Jonathan Broxton toed the rubber and delivered another blazing fastball. It was thigh height, inner part of the plate, touching 97 miles per hour as it left his hand. Lastings Milledge took a powerful swing, hoping to send the hurtling sphere right back to its source. He fouled the ball off to the right, evening the count at 2-2. Milledge stepped out of the box and regrouped. Right before returning to his stance, he took two focused practice swings. The cuts were short, on a 45-degree angle toward the dirt. You could almost see Milledge telling himself, “Swing through the ball, not around it.” He returned to the box. Once again, Broxton came set. His next pitch was in the same exact location, this time registering at 98 miles per hour. Milledge took a controlled swing and lined the ball into right-center field. As Andre Ethier desperately tried to pick up the ball, Pirate players circled the bases. Garrett Jones touched home and the comeback victory was completed.

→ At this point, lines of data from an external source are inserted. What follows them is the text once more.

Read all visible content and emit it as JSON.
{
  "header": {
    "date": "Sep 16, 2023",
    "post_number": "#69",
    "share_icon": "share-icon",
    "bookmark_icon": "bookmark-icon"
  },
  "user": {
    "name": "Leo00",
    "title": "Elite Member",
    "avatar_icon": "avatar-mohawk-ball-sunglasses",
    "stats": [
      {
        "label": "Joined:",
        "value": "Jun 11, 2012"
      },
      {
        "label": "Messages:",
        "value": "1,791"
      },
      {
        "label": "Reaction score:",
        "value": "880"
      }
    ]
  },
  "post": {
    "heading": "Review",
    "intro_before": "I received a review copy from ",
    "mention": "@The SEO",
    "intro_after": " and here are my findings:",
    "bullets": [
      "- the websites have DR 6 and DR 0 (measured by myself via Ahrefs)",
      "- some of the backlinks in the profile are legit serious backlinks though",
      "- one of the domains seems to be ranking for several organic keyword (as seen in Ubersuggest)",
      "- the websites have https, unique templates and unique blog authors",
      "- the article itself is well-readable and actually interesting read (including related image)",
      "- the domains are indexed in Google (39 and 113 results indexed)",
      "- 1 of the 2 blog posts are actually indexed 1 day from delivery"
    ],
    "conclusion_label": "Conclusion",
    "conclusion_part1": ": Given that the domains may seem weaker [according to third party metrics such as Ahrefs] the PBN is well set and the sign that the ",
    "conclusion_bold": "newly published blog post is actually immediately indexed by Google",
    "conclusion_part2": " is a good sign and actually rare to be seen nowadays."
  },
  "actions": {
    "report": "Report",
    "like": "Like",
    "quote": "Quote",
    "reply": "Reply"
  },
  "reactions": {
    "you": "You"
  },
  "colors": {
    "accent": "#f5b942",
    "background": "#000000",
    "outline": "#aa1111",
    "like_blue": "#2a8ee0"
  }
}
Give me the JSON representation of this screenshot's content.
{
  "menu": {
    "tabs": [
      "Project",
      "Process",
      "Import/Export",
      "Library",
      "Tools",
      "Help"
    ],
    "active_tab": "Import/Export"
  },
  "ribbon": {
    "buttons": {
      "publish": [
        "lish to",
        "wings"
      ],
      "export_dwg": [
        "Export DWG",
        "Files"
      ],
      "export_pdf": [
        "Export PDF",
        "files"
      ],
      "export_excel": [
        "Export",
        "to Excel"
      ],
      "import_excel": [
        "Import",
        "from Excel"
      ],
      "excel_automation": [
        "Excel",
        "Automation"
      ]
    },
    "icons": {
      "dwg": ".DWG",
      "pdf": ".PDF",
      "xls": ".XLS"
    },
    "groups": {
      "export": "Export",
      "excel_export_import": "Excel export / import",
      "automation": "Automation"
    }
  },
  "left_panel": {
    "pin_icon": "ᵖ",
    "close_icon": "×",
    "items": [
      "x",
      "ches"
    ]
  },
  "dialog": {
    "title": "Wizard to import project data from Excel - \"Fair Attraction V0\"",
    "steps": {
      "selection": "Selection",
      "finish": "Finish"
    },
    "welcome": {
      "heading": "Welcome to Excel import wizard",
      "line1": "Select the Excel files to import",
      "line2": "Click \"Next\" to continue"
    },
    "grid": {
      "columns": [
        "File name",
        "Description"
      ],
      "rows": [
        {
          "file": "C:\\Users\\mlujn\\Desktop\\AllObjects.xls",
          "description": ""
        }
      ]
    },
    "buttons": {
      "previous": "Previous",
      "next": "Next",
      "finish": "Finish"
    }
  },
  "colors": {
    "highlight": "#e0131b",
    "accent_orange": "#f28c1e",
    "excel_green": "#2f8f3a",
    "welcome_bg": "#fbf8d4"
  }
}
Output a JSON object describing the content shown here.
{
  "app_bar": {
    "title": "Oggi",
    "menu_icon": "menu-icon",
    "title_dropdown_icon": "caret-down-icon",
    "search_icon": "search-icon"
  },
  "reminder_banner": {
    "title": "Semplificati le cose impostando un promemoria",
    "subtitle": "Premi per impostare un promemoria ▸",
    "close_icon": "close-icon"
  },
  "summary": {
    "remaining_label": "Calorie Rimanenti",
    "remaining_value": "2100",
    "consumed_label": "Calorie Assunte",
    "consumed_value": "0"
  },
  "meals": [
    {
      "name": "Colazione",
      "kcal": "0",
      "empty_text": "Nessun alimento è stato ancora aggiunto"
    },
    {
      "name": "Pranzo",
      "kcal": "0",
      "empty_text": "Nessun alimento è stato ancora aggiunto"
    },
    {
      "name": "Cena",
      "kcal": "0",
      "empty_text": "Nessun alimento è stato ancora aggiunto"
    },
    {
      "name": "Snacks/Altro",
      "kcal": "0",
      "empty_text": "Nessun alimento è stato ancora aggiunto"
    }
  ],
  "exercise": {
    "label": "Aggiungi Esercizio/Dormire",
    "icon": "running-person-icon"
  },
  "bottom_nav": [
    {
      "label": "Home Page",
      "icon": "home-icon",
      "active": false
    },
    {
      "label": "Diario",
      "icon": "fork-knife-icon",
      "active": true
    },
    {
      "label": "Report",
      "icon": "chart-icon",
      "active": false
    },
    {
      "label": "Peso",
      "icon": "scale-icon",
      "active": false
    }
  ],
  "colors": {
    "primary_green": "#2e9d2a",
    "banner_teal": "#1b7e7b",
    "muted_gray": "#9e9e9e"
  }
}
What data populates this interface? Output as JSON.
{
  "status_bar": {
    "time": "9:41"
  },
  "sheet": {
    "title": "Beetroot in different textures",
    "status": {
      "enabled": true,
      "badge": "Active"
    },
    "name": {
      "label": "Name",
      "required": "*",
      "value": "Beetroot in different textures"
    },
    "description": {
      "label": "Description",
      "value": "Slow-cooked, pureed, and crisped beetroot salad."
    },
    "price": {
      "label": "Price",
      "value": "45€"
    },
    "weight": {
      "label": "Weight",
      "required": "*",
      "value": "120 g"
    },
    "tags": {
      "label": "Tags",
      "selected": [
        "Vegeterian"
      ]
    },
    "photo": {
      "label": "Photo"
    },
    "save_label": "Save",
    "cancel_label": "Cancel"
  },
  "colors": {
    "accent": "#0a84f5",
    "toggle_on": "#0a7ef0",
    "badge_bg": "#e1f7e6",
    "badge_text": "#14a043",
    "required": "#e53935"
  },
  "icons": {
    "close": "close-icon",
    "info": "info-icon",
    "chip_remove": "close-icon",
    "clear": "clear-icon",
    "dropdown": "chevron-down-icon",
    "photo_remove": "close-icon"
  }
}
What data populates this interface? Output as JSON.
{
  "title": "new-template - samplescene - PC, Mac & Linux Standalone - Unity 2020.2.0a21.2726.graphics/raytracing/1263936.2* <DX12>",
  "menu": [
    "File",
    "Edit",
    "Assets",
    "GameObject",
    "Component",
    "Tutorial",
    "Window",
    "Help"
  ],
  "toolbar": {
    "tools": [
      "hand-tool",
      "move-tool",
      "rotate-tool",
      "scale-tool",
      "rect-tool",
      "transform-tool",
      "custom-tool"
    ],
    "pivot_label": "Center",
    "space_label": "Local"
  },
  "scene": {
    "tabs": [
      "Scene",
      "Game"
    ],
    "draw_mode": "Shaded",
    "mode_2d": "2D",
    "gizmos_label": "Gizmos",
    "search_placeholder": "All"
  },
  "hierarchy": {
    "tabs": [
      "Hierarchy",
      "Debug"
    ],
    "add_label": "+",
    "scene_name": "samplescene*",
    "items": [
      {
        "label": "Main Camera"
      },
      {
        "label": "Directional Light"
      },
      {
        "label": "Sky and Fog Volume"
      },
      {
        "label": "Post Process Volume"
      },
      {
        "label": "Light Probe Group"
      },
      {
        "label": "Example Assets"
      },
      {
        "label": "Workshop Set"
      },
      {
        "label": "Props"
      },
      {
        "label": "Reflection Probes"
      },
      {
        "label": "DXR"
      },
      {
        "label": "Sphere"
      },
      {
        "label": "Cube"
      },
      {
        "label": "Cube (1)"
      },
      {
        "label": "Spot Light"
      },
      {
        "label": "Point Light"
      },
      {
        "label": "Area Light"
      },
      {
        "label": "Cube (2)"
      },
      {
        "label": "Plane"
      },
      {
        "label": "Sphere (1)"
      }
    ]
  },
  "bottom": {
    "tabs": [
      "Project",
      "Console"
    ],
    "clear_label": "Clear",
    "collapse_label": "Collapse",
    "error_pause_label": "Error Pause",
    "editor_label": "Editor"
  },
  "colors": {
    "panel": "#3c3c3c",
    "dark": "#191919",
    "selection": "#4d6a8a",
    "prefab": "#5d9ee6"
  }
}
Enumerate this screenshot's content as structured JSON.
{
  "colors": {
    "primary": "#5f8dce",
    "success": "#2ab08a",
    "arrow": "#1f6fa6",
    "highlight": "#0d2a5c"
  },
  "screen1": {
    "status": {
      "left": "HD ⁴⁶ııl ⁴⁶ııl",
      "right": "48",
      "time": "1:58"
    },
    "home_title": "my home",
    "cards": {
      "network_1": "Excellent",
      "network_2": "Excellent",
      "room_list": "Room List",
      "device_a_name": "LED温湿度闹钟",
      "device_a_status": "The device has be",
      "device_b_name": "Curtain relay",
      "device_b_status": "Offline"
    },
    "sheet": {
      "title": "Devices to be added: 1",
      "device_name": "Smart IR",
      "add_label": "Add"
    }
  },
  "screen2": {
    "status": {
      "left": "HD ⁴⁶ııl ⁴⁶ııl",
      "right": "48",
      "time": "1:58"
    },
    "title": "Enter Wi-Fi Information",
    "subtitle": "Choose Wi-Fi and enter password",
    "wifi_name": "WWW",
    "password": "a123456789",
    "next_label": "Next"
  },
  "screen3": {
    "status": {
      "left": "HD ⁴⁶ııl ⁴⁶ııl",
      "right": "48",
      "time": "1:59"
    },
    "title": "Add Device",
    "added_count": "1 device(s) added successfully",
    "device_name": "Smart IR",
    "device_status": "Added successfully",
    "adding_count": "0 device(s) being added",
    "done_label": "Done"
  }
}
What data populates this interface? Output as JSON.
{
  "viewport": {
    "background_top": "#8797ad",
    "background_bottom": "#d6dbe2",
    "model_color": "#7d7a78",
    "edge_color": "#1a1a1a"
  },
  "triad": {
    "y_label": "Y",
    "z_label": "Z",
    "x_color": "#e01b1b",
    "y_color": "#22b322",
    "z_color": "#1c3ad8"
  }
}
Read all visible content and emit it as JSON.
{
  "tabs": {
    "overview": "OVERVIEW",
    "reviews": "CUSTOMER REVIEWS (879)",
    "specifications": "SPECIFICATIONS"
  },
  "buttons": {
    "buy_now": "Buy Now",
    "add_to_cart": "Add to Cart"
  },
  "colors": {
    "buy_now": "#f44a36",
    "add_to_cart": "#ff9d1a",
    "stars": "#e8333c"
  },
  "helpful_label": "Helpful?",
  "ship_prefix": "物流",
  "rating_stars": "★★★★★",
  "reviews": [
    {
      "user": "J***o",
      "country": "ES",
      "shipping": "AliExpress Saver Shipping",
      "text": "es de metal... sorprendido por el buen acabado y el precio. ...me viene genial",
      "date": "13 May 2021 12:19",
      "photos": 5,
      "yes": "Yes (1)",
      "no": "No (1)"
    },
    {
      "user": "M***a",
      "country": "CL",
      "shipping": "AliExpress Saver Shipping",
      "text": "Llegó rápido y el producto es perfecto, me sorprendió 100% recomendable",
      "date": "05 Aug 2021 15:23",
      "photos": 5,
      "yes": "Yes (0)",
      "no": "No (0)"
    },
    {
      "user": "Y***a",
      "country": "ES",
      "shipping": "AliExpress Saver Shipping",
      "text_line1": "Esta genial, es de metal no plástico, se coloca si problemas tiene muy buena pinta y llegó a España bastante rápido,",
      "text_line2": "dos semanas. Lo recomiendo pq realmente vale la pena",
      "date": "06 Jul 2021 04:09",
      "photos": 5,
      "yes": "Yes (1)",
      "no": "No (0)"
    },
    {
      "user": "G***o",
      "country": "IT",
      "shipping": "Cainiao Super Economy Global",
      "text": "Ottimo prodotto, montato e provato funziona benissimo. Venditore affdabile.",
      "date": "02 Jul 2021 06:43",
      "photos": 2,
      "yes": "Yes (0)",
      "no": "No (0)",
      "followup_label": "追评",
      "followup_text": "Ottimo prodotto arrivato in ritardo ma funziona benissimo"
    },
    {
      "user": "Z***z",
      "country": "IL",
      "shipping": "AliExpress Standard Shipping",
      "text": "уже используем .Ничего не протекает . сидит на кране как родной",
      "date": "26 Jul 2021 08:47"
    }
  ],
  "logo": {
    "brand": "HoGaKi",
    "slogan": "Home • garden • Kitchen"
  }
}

This was a fun win for the Pirates, as well as the fans who witnessed it at PNC Park. It was the type of game that could take the weight off the players’ shoulders, allowing them to relax and play with confidence. But for me, the most important moment was when Milledge stepped out of the box and regrouped. Many times, he has talked about the adjustments he has been making since joining the Pirates’ organization. Once, he briefly mentioned the work he has done on his swing plane. Watching him take a second during a pivotal situation, remind himself of the work he has been doing, and immediately deliver the big hit was very satisfying for me.
The Pirates are currently in the painful phase of the rebuilding process. If you are looking for positives right now, watch for individuals taking very small steps toward becoming successful major league players. If you look closely, you will see some progress.